- [TASK TO COMPLETE]: If a line in the data below holds the word "Varsayılan", copy it.
:: SOURCE DATA ::
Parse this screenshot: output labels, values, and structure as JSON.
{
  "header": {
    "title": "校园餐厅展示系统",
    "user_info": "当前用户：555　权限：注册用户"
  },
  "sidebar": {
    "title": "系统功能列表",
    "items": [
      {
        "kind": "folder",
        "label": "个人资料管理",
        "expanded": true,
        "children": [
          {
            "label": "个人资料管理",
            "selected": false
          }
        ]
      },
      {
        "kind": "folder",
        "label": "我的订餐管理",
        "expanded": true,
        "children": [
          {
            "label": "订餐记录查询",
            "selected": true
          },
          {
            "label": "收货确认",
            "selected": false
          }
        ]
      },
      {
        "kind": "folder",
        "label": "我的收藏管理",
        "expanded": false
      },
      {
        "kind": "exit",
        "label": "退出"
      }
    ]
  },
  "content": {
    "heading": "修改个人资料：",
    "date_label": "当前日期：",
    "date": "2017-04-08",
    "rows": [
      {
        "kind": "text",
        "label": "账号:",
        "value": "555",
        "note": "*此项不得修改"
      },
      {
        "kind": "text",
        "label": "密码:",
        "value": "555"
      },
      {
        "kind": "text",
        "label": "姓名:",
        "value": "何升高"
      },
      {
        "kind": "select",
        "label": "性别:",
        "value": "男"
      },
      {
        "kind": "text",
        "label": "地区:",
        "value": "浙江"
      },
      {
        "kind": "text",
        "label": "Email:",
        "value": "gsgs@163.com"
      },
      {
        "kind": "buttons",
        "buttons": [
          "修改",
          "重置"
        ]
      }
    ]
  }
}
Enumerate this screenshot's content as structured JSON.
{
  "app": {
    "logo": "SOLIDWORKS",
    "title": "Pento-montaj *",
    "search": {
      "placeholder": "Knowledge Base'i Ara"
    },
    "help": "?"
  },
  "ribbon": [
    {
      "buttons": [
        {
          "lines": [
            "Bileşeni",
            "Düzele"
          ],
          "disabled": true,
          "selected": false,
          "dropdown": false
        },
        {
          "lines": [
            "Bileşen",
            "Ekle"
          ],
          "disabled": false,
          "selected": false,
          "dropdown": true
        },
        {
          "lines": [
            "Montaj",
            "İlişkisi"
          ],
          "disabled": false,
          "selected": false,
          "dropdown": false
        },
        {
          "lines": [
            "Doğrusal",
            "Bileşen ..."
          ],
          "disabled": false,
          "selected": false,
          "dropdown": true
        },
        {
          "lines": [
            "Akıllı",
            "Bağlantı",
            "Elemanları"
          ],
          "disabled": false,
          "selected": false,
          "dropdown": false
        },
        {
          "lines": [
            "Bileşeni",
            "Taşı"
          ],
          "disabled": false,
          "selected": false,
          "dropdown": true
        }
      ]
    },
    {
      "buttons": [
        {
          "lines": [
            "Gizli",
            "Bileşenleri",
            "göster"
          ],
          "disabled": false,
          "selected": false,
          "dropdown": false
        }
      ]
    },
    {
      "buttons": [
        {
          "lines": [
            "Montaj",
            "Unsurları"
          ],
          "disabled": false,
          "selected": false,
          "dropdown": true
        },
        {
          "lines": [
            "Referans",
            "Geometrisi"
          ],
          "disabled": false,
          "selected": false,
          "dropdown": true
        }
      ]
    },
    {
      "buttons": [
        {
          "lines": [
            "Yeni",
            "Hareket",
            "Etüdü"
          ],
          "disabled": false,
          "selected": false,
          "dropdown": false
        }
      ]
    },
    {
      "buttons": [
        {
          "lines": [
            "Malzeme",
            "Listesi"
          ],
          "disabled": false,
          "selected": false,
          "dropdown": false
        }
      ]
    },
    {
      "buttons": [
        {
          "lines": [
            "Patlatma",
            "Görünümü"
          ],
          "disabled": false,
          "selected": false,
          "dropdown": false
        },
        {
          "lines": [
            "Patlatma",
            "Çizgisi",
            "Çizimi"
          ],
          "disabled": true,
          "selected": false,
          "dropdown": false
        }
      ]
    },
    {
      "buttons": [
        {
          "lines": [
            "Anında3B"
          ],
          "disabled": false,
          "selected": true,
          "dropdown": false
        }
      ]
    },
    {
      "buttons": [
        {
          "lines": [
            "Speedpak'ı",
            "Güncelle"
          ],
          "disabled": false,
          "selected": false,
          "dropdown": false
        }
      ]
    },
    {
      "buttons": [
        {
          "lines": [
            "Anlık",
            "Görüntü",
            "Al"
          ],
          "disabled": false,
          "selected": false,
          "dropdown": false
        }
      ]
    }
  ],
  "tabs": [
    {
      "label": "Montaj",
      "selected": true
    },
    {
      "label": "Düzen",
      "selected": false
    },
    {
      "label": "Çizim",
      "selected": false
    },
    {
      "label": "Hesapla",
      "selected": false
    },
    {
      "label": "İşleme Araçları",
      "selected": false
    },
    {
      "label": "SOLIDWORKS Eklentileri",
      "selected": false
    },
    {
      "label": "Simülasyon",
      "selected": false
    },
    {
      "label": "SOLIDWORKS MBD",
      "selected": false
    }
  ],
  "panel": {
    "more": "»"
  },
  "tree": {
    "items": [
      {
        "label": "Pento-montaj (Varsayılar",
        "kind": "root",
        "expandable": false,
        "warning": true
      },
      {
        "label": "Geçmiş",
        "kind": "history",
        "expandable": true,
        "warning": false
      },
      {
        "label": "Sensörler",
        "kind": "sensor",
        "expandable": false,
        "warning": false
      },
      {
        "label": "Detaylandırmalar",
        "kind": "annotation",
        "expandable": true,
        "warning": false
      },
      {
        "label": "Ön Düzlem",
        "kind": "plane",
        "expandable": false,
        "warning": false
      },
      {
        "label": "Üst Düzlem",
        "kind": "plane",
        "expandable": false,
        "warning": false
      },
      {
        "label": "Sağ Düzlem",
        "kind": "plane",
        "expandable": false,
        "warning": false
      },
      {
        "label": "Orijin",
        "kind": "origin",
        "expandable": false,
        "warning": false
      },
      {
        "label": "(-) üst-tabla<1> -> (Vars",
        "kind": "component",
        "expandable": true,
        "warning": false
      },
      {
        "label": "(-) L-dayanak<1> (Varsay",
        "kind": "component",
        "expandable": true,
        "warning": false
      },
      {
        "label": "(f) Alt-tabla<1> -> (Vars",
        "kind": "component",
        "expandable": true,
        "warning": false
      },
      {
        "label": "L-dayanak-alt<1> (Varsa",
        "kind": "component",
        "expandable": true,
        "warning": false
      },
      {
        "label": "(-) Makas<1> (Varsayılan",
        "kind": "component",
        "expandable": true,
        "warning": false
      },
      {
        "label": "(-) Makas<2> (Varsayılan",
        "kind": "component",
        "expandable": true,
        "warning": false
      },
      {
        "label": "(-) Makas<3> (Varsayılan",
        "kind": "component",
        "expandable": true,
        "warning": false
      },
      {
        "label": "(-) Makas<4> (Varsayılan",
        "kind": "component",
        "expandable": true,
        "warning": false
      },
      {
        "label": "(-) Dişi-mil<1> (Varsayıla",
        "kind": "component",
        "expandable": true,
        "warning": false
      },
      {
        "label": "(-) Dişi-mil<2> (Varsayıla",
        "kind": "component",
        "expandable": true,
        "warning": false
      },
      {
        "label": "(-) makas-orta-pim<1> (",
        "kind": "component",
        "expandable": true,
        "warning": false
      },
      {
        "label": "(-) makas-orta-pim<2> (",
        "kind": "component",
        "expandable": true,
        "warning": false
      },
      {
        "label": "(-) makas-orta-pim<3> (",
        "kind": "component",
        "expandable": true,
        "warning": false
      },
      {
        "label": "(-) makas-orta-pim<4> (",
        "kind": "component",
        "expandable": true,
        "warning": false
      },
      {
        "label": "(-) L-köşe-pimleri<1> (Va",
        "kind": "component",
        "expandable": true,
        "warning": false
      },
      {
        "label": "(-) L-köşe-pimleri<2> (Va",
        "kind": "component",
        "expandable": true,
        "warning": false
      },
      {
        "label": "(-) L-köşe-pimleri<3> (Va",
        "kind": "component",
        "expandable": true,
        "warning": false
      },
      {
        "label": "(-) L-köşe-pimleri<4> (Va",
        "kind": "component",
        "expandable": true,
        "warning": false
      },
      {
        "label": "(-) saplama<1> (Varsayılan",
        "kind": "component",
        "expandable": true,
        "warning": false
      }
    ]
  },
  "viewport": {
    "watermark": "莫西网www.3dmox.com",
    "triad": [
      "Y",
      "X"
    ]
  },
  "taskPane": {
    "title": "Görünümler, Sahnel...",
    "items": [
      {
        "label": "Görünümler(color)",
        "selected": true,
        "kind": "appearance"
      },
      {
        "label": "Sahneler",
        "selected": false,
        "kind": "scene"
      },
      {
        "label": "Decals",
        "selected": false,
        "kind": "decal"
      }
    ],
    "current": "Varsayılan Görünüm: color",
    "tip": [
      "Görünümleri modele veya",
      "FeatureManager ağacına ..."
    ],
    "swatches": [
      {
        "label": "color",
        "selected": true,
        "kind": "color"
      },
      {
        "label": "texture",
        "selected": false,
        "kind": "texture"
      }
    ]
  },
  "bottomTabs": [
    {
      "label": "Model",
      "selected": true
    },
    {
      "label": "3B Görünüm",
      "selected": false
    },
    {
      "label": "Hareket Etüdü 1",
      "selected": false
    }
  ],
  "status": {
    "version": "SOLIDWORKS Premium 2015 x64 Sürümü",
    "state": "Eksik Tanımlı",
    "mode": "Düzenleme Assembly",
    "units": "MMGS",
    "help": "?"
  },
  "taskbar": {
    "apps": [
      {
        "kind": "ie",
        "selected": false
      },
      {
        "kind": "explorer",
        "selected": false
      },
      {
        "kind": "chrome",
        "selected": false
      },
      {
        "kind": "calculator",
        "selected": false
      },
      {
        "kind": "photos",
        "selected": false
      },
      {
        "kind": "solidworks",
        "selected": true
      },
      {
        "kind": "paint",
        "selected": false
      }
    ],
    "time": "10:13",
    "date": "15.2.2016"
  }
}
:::
- [ANSWER SECTION]:
        "label": "(-) Makas<1> (Varsayılan",
        "label": "(-) Makas<2> (Varsayılan",
        "label": "(-) Makas<3> (Varsayılan",
        "label": "(-) Makas<4> (Varsayılan",
        "label": "(-) saplama<1> (Varsayılan",
    "current": "Varsayılan Görünüm: color",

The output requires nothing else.